→ WHAT IS REQUIRED
Below are some records; copy them word for word and drop the pictures.

→ DATA PROVIDED
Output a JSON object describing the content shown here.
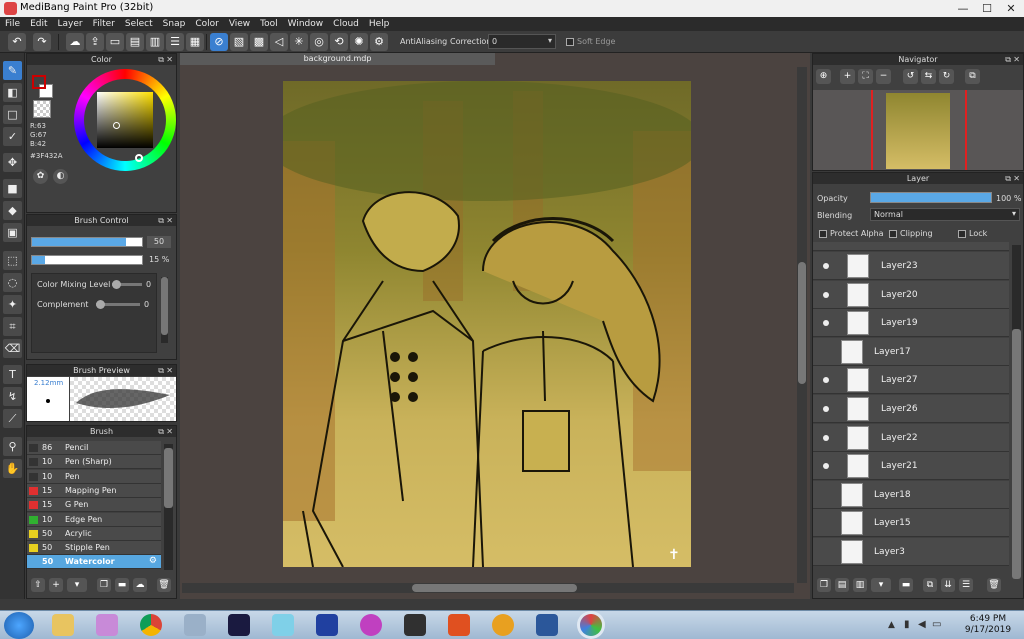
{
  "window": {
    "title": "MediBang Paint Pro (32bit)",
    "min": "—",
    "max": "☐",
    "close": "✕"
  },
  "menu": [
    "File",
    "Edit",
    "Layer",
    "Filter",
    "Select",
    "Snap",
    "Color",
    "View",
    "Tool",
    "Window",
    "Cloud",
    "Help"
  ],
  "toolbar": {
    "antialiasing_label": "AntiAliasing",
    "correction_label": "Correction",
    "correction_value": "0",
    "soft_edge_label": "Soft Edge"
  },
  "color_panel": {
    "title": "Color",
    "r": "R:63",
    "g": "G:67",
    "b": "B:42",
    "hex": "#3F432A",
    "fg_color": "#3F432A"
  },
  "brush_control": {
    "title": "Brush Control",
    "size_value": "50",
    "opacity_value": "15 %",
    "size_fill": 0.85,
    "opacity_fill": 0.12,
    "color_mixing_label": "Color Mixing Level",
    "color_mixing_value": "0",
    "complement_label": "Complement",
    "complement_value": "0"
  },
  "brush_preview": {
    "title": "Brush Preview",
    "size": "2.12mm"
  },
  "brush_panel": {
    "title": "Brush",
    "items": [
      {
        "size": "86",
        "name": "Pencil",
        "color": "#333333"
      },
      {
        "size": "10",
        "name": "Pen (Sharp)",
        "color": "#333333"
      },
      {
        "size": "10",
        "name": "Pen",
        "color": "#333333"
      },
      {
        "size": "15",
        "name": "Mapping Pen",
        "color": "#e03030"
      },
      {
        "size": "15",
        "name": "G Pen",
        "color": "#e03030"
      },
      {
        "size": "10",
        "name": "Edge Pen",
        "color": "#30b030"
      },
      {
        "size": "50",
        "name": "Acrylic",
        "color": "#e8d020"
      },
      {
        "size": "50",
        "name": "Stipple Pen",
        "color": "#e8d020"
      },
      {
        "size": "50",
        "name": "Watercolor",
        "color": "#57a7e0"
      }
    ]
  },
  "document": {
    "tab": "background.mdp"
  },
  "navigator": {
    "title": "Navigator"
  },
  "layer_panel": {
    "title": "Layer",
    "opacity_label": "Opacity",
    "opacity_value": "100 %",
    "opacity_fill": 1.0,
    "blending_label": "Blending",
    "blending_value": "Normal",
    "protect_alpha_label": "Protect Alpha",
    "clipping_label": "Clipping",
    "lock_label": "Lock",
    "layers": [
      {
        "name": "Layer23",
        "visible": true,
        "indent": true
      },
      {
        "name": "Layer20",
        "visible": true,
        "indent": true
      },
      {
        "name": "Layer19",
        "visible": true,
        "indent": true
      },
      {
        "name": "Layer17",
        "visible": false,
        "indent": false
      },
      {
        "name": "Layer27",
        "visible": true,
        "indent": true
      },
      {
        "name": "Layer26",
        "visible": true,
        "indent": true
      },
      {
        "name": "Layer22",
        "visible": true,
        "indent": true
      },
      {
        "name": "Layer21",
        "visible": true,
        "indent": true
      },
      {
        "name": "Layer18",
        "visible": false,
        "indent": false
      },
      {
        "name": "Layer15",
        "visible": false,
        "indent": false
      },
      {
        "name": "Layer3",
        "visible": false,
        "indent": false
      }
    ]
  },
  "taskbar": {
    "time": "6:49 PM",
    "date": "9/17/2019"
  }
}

→ WRITTEN REPLY
Output a JSON object describing the content shown here.
{
  "window": {
    "title": "MediBang Paint Pro (32bit)",
    "min": "—",
    "max": "☐",
    "close": "✕"
  },
  "menu": [
    "File",
    "Edit",
    "Layer",
    "Filter",
    "Select",
    "Snap",
    "Color",
    "View",
    "Tool",
    "Window",
    "Cloud",
    "Help"
  ],
  "toolbar": {
    "antialiasing_label": "AntiAliasing",
    "correction_label": "Correction",
    "correction_value": "0",
    "soft_edge_label": "Soft Edge"
  },
  "color_panel": {
    "title": "Color",
    "r": "R:63",
    "g": "G:67",
    "b": "B:42",
    "hex": "#3F432A",
    "fg_color": "#3F432A"
  },
  "brush_control": {
    "title": "Brush Control",
    "size_value": "50",
    "opacity_value": "15 %",
    "size_fill": 0.85,
    "opacity_fill": 0.12,
    "color_mixing_label": "Color Mixing Level",
    "color_mixing_value": "0",
    "complement_label": "Complement",
    "complement_value": "0"
  },
  "brush_preview": {
    "title": "Brush Preview",
    "size": "2.12mm"
  },
  "brush_panel": {
    "title": "Brush",
    "items": [
      {
        "size": "86",
        "name": "Pencil",
        "color": "#333333"
      },
      {
        "size": "10",
        "name": "Pen (Sharp)",
        "color": "#333333"
      },
      {
        "size": "10",
        "name": "Pen",
        "color": "#333333"
      },
      {
        "size": "15",
        "name": "Mapping Pen",
        "color": "#e03030"
      },
      {
        "size": "15",
        "name": "G Pen",
        "color": "#e03030"
      },
      {
        "size": "10",
        "name": "Edge Pen",
        "color": "#30b030"
      },
      {
        "size": "50",
        "name": "Acrylic",
        "color": "#e8d020"
      },
      {
        "size": "50",
        "name": "Stipple Pen",
        "color": "#e8d020"
      },
      {
        "size": "50",
        "name": "Watercolor",
        "color": "#57a7e0"
      }
    ]
  },
  "document": {
    "tab": "background.mdp"
  },
  "navigator": {
    "title": "Navigator"
  },
  "layer_panel": {
    "title": "Layer",
    "opacity_label": "Opacity",
    "opacity_value": "100 %",
    "opacity_fill": 1.0,
    "blending_label": "Blending",
    "blending_value": "Normal",
    "protect_alpha_label": "Protect Alpha",
    "clipping_label": "Clipping",
    "lock_label": "Lock",
    "layers": [
      {
        "name": "Layer23",
        "visible": true,
        "indent": true
      },
      {
        "name": "Layer20",
        "visible": true,
        "indent": true
      },
      {
        "name": "Layer19",
        "visible": true,
        "indent": true
      },
      {
        "name": "Layer17",
        "visible": false,
        "indent": false
      },
      {
        "name": "Layer27",
        "visible": true,
        "indent": true
      },
      {
        "name": "Layer26",
        "visible": true,
        "indent": true
      },
      {
        "name": "Layer22",
        "visible": true,
        "indent": true
      },
      {
        "name": "Layer21",
        "visible": true,
        "indent": true
      },
      {
        "name": "Layer18",
        "visible": false,
        "indent": false
      },
      {
        "name": "Layer15",
        "visible": false,
        "indent": false
      },
      {
        "name": "Layer3",
        "visible": false,
        "indent": false
      }
    ]
  },
  "taskbar": {
    "time": "6:49 PM",
    "date": "9/17/2019"
  }
}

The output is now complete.